━━ DATA RECORDS

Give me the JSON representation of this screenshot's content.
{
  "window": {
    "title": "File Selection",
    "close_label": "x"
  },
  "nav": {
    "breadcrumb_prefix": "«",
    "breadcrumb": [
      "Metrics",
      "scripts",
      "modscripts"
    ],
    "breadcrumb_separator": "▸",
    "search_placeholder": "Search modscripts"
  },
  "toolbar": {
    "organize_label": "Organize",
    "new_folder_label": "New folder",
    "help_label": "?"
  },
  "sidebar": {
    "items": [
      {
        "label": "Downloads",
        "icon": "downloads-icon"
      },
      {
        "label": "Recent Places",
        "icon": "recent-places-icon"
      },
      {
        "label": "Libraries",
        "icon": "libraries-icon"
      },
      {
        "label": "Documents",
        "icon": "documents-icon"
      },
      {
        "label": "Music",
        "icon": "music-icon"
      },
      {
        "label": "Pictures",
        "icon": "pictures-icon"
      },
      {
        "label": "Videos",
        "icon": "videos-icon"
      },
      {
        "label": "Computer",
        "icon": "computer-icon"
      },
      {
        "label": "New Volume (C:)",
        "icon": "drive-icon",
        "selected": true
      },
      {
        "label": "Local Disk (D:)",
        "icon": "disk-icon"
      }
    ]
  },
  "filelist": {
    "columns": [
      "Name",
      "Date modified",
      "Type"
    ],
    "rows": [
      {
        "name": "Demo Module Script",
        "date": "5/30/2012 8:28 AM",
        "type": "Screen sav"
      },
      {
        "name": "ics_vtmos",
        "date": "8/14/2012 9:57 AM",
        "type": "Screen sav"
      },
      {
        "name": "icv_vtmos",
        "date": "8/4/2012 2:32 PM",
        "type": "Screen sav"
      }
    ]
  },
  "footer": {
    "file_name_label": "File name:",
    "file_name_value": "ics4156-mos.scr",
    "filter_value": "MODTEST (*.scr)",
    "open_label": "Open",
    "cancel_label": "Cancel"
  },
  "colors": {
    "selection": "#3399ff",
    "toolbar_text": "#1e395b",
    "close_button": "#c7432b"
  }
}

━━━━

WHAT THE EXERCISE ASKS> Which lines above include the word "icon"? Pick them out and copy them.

WRITTEN SOLUTION>
        "icon": "downloads-icon"
        "icon": "recent-places-icon"
        "icon": "libraries-icon"
        "icon": "documents-icon"
        "icon": "music-icon"
        "icon": "pictures-icon"
        "icon": "videos-icon"
        "icon": "computer-icon"
        "icon": "drive-icon",
        "icon": "disk-icon"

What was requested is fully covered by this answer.